“My fear with a lot of their deciding whether it’s adult material, is how, specifically, so much information about queerness is associated with like sexual themes,” Sutter said. “It opens up the idea of being allowed to say, ‘Oh, this is something about you know, queerness therefore, an adult theme,’ because they’re already so like, intrinsic in hetero-normative society.”
She sees the book challenges in other Texas districts and the book review at NEISD as part of a wave of anti-LGBTQ+ actions in the state.
“I think it’s easier to do a controversial thing if the controversial things are being very widespread,” Sutter said. “So many queer rights are being questioned at this point, that now you’re going to pull these books?

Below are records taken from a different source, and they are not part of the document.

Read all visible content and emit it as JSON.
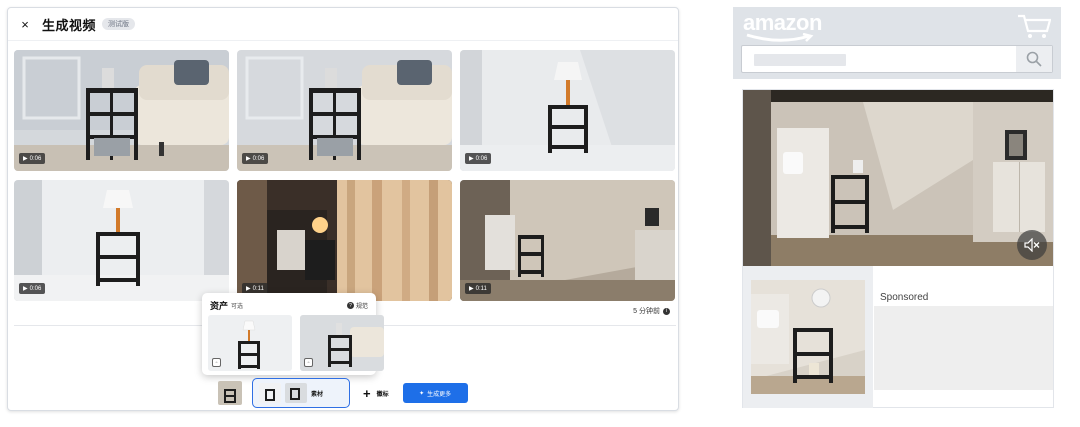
{
  "editor": {
    "close_glyph": "×",
    "title": "生成视频",
    "beta_badge": "测试版",
    "videos": [
      {
        "duration": "0:06",
        "scene": "living-room-sofa"
      },
      {
        "duration": "0:06",
        "scene": "living-room-sofa"
      },
      {
        "duration": "0:06",
        "scene": "white-wall-lamp"
      },
      {
        "duration": "0:06",
        "scene": "white-room-lamp"
      },
      {
        "duration": "0:11",
        "scene": "bedroom-curtain"
      },
      {
        "duration": "0:11",
        "scene": "bedroom-sunlight"
      }
    ],
    "timestamp": "5 分钟前",
    "assets_panel": {
      "title": "资产",
      "subtitle": "可选",
      "spec_label": "规范"
    },
    "bottom_bar": {
      "materials_label": "素材",
      "add_glyph": "+",
      "mark_label": "徽标",
      "generate_label": "生成更多",
      "generate_glyph": "✦"
    }
  },
  "preview": {
    "logo": "amazon",
    "sponsored_label": "Sponsored"
  },
  "colors": {
    "accent": "#1e6fe8",
    "amazon_header_bg": "#dfe3e8"
  }
}
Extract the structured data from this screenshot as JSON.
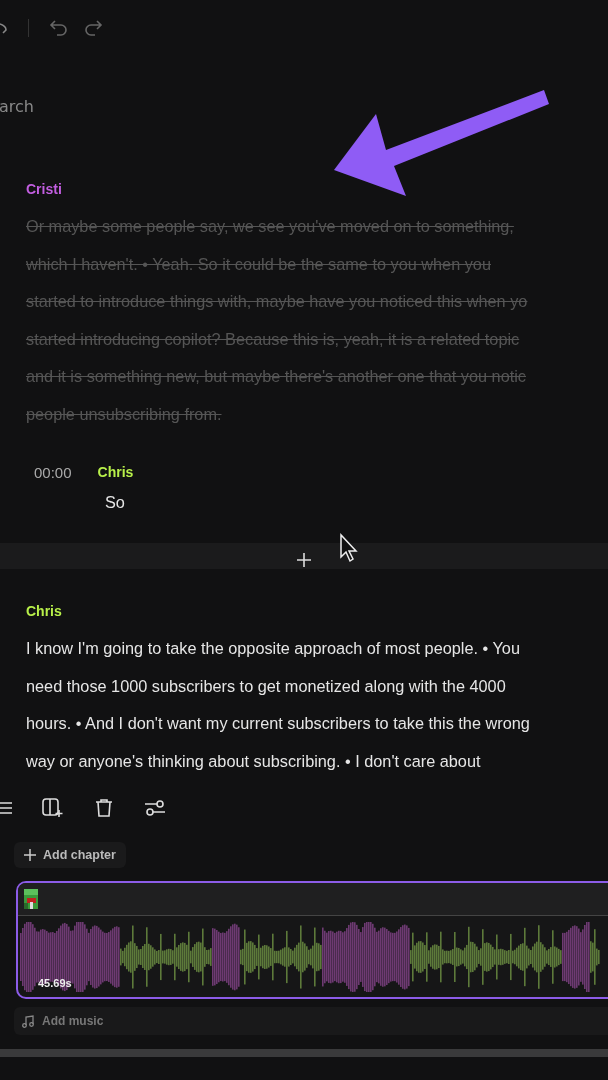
{
  "search": {
    "text": "arch"
  },
  "segments": [
    {
      "speaker": "Cristi",
      "color": "#c25ee0",
      "deleted": true,
      "lines": [
        "Or maybe some people say, we see you've moved on to something,",
        "which I haven't. • Yeah. So it could be the same to you when you",
        "started to introduce things with, maybe have you noticed this when yo",
        "started introducing copilot? Because this is, yeah, it is a related topic",
        "and it is something new, but maybe there's another one that you notic",
        "people unsubscribing from."
      ]
    },
    {
      "time": "00:00",
      "speaker": "Chris",
      "color": "#b8f04a",
      "deleted": false,
      "lines": [
        "So"
      ]
    },
    {
      "speaker": "Chris",
      "color": "#b8f04a",
      "deleted": false,
      "lines": [
        "I know I'm going to take the opposite approach of most people. • You",
        "need those 1000 subscribers to get monetized along with the 4000",
        "hours. • And I don't want my current subscribers to take this the wrong",
        "way or anyone's thinking about subscribing. • I don't care about"
      ]
    }
  ],
  "add_chapter": "Add chapter",
  "track": {
    "duration": "45.69s",
    "selected": true
  },
  "add_music": "Add music"
}
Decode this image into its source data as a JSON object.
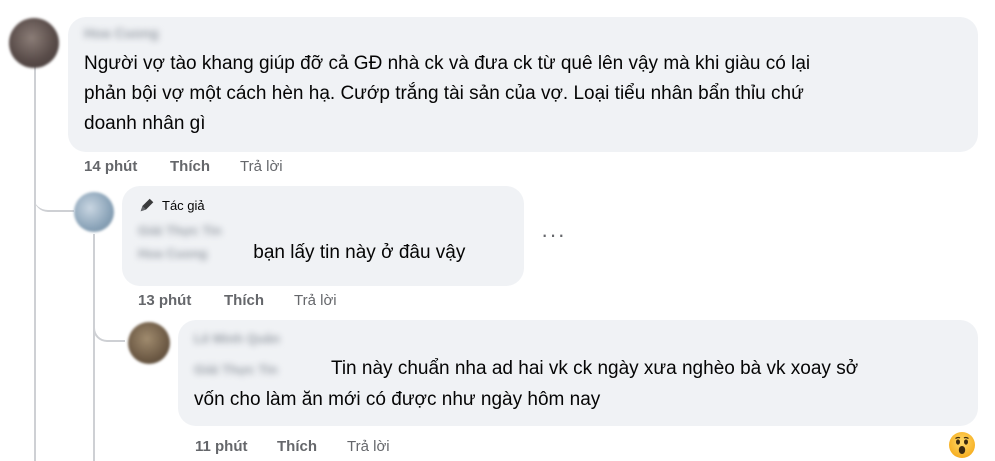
{
  "comments": [
    {
      "author_blurred": "Hoa Cuong",
      "text": "Người vợ tào khang giúp đỡ cả GĐ nhà ck và đưa ck từ quê lên vậy mà khi giàu có lại phản bội vợ một cách hèn hạ. Cướp trắng tài sản của vợ. Loại tiểu nhân bẩn thỉu chứ doanh nhân gì",
      "line1": "Người vợ tào khang giúp đỡ cả GĐ nhà ck và đưa ck từ quê lên vậy mà khi giàu có lại",
      "line2": "phản bội vợ một cách hèn hạ. Cướp trắng tài sản của vợ. Loại tiểu nhân bẩn thỉu chứ",
      "line3": "doanh nhân gì",
      "time": "14 phút",
      "like": "Thích",
      "reply": "Trả lời"
    },
    {
      "badge": "Tác giả",
      "author_blurred": "Giải Thực Tin",
      "mention_blurred": "Hoa Cuong",
      "text": "bạn lấy tin này ở đâu vậy",
      "time": "13 phút",
      "like": "Thích",
      "reply": "Trả lời",
      "more": "···"
    },
    {
      "author_blurred": "Lê Minh Quân",
      "mention_blurred": "Giải Thực Tin",
      "line1": "Tin này chuẩn nha ad hai vk ck ngày xưa nghèo bà vk xoay sở",
      "line2": "vốn cho làm ăn mới có được như ngày hôm nay",
      "time": "11 phút",
      "like": "Thích",
      "reply": "Trả lời",
      "reaction": "wow-reaction-icon"
    }
  ],
  "colors": {
    "bubble": "#f0f2f5",
    "meta": "#65676b",
    "line": "#ced0d4",
    "text": "#050505"
  }
}
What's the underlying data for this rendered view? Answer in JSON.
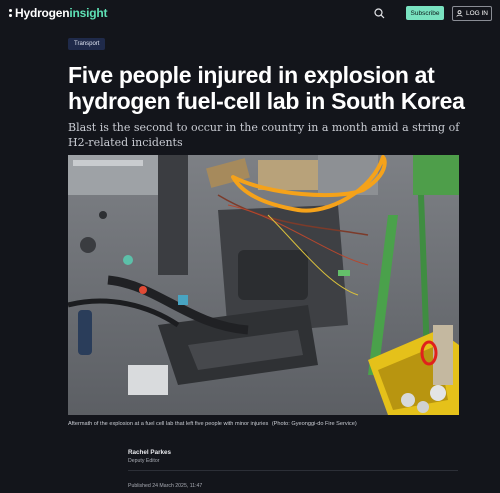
{
  "header": {
    "logo_part1": "Hydrogen",
    "logo_part2": "insight",
    "subscribe_label": "Subscribe",
    "login_label": "LOG IN",
    "icons": [
      "search-icon",
      "user-icon"
    ]
  },
  "article": {
    "category": "Transport",
    "title": "Five people injured in explosion at hydrogen fuel-cell lab in South Korea",
    "subtitle": "Blast is the second to occur in the country in a month amid a string of H2-related incidents",
    "caption": "Aftermath of the explosion at a fuel cell lab that left five people with minor injuries",
    "credit": "(Photo: Gyeonggi-do Fire Service)",
    "author_name": "Rachel Parkes",
    "author_role": "Deputy Editor",
    "published": "Published 24 March 2025, 11:47"
  },
  "colors": {
    "background": "#13151b",
    "accent": "#79e2c0",
    "annotation_orange": "#f5a21a",
    "annotation_red": "#e0211c"
  }
}
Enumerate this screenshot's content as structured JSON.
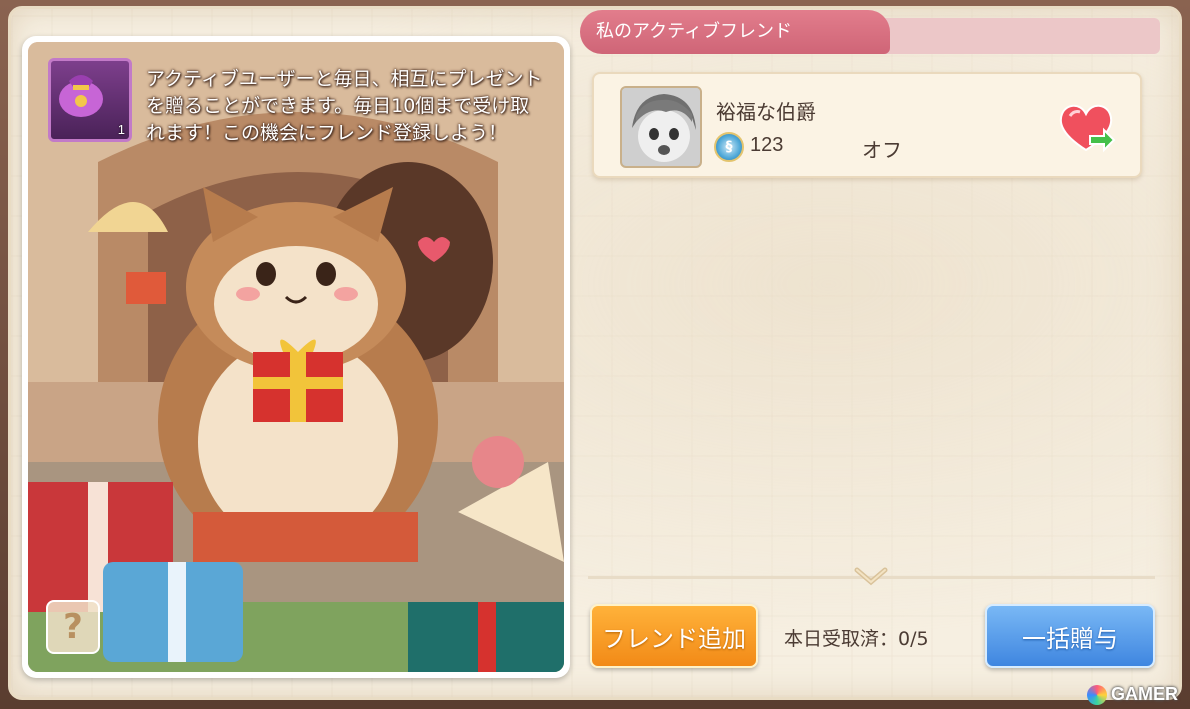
{
  "panel": {
    "title": "私のアクティブフレンド"
  },
  "intro": {
    "item_count": "1",
    "description": "アクティブユーザーと毎日、相互にプレゼントを贈ることができます。毎日10個まで受け取れます！この機会にフレンド登録しよう！"
  },
  "help": {
    "label": "?"
  },
  "friends": [
    {
      "name": "裕福な伯爵",
      "level": "123",
      "status": "オフ"
    }
  ],
  "actions": {
    "add_friend_label": "フレンド追加",
    "received_today": "本日受取済：0/5",
    "gift_all_label": "一括贈与"
  },
  "watermark": {
    "text": "GAMER"
  },
  "colors": {
    "title_tab": "#d96d7f",
    "add_button": "#f59a24",
    "gift_all_button": "#4f94e6"
  }
}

That seems really strange to me.”
Sutter said pulling LGBTQ+ books would be bad no matter when it happened, but the governor’s executive order targeting trans youth makes it worse.
“Trans kids are going through so (many) tumultuous things,” Sutter said. “Now, Abbott’s pulling health care, and now you guys are pulling books and things that are going to be affirming to their mental health and their knowledge of themselves,” Sutter said. “It’s just like a one two punch of horribleness.”
Equality Texas CEO Ricardo Martinez said the focus on LGBTQ+ library books and the governor’s executive order are part of the same swath of attacks started during the last legislative session.
“2021 was the worst legislative year in Texas for anti-LGBTQ+ legislation and the worst in history for any state in this country,” Martinez said. “We are seeing this recent push in Texas and across the country a marked shift in the political climate that is defined by government interference, censorship and fabricated moral panic.”
“While there have always been these extreme voices that are pushing socially conservative issue wars, those voices have recently gained this platform in mainstream politics,” Martinez said.
For X, the North East freshman, all of those political forces make it even more important for teens to have access to library books that make them feel less alone.
“For trans youth, and for LGBTQ youth in general, and everybody else who’s targeted by the book bans, I think that with everything else happening, it feels important to me at least to have this kind of representation so that at least, with everything that’s going on, we still have something,” X said.
“And going back to what my mother said, like with the suicide rates going up, I feel like that’s going to take a turn for the worse if this continues like this.”
This was the second of a two-part special report exploring the district’s actions and subsequent reactions. Read Part 1 here.
If you or someone you know may be considering suicide, contact the National Suicide Prevention Lifeline at 1-800-273-8255 (En Español: 1-888-628-9454; Deaf and Hard of Hearing: 1-800-799-4889) or the Crisis Text Line by texting HOME to 741741.
TPR is producing an occasional series of stories on the rise in book challenges and political efforts to control what’s taught in Texas schools. If you’re a campus librarian, history teacher or LGBTQ+ student with a story to share, email Camille@tpr.org or message her on WhatsApp.